And I knew it would make me cackle with laughter.

Sometimes things are so cliché, they transcend being an obvious choice, and begin to feel more like coming home.

That feeling isn’t going to last, by the way…

Essie Davis (The Babadook, Miss Fisher’s Murder Mysteries) plays the titular Bunny King. She’s perfection in this role. Bunny’s a highly intelligent, hard working, deeply caring woman. But somewhere along the way, her life went wrong. Now she’s trying to put it all back together. 

She’s sleeping on her sister’s couch. She’s washing windows at the traffic lights for change. She’s become an expert at dealing with the bureaucracy of the support services. And she’s desperately trying to find a place to live, so she can get her two kids back.

Bunny’s story isn’t completely foreign to anyone who’s dealt with Centrelink long term. 

Long term poverty is… a dull grind. It’s always making sensible decisions, and occasionally making a bad one. And then spending months or years trying to get back what that moment took from you.

Bunny is a fighter. She isn’t some sweet lamb, patiently suffering and being ‘one of the good ones’. She’s messy, and difficult. Not exactly a sympathetic victim, but certainly someone who needs some help. 

Bunny has a strong sense of justice. Hence the title of the film. And she’s a born carer, protective of friends, family, and people she’s just met. But she reacts to injustice with rage. And while it’s often pretty well founded, it costs her dearly. Watching this film is half cheering her mad dashes to put things right. And half cringing with discomfort, as you see the long term impact of her short term reactions.  

Sophie Henderson writes a script that is just perfectly grounded in New Zealand. The other window washers, and the young mum at the welfare office, remain so clear in my mind. The government support workers are less easy to tell apart, but that’s by design. 

This is Gaysorn Thavat’s first time directing a feature length film.
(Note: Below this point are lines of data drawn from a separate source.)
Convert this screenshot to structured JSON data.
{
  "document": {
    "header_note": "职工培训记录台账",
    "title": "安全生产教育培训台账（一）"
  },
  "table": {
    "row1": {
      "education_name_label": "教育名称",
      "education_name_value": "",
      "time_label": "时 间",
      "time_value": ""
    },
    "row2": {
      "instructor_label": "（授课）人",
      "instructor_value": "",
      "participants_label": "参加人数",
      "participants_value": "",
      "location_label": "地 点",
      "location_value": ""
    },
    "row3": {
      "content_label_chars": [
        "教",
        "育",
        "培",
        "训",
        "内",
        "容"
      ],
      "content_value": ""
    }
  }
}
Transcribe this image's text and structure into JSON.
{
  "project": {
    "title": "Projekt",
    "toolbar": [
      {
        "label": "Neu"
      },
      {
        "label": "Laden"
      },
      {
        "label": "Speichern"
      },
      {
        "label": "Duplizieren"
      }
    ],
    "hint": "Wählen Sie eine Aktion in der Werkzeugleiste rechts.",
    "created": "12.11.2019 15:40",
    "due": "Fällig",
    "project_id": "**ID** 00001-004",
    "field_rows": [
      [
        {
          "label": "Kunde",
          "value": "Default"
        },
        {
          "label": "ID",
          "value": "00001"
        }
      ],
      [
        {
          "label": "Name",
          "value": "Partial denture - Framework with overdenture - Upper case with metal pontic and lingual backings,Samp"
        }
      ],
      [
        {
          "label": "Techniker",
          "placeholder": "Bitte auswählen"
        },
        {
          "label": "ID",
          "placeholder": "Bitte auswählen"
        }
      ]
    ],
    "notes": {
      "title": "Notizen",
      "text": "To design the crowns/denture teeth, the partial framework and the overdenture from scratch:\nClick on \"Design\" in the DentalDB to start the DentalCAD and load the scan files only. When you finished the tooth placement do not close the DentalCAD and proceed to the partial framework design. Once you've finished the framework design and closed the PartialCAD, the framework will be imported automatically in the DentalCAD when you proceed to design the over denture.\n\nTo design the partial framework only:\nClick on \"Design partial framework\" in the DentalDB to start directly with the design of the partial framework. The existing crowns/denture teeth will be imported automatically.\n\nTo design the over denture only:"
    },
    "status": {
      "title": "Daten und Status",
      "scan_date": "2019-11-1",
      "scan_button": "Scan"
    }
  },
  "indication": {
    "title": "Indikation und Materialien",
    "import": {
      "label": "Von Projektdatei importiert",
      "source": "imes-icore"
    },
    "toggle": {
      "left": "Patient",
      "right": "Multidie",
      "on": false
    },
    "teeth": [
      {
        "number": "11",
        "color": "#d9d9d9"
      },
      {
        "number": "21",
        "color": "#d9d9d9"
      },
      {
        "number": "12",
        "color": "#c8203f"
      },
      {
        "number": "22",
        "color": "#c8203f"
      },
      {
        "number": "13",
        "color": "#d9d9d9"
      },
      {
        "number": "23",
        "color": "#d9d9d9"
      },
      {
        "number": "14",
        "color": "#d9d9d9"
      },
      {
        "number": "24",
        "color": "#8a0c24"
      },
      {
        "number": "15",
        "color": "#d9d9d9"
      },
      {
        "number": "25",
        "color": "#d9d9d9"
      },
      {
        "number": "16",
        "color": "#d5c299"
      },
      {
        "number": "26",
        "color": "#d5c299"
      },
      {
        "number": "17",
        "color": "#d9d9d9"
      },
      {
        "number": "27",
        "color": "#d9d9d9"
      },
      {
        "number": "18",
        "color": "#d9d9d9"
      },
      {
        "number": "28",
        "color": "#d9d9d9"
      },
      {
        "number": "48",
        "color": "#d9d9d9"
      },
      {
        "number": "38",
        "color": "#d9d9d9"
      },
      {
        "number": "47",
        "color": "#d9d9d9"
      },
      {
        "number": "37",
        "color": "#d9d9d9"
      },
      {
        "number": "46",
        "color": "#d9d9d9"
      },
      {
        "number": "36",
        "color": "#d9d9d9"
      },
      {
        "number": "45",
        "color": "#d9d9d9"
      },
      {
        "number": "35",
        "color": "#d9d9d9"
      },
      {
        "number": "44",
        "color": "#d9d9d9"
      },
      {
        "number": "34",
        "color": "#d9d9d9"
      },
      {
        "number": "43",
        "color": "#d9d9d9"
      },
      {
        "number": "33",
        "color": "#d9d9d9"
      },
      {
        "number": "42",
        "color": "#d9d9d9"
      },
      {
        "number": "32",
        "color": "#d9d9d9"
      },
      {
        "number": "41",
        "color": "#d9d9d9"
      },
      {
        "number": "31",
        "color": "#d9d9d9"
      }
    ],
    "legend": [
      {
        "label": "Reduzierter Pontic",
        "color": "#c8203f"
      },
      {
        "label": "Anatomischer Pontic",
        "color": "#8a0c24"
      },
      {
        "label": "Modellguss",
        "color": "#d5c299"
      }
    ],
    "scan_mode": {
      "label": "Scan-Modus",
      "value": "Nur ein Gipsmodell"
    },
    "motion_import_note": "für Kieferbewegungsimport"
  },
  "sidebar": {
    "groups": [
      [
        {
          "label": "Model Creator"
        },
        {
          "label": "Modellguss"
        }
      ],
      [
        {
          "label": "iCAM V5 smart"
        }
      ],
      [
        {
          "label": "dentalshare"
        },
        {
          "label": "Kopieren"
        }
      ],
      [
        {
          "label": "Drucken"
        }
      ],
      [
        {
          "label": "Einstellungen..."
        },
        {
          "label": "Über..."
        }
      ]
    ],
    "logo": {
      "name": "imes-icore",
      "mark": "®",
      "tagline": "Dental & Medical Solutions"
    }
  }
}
But she’s been working in film for over 25 years. She’s worked in a variety of technical and creative roles, across a wide range of film types. THE JUSTICE OF BUNNY KING shows off her incredible wealth of experience and talent. I cannot wait to see her next project. 

Jojo Rabbit’s Thomasin McKenzie is magnificent as Tonyah, Bunny’s niece. As in her previous roles, she plays a teenager facing hard choices, but she never becomes melodramatic. And she knows when to add a little joy to the film. And Angus Stevens and Amelie Baynes, who play Bunny’s two children, steal every scene they’re in.

To me, THE JUSTICE OF BUNNY KING is a glorious film. It’s brave, confronting, and laugh-out-loud funny. Its pissed-off anti-heroine might not be to everyone’s taste. And some might say that the story is far-fetched.  

But I found it captured the frustration a lot of us feel during this pandemic. Spending all morning on the phone to Centrelink, only to have the call drop out when it’s finally answered. All those forms, and never knowing if it’ll do any good. Wondering whether you’ll be able to pay your rent or phone bill. Wondering when things will go back to normal.

Also, THE JUSTICE OF BUNNY KING is a fun, woman-led revenge flick. And sometimes I just need one of those. 

Rating: 7/10 – You can currently catch the film screening at Revelation Film Festival – click here.

7

Critic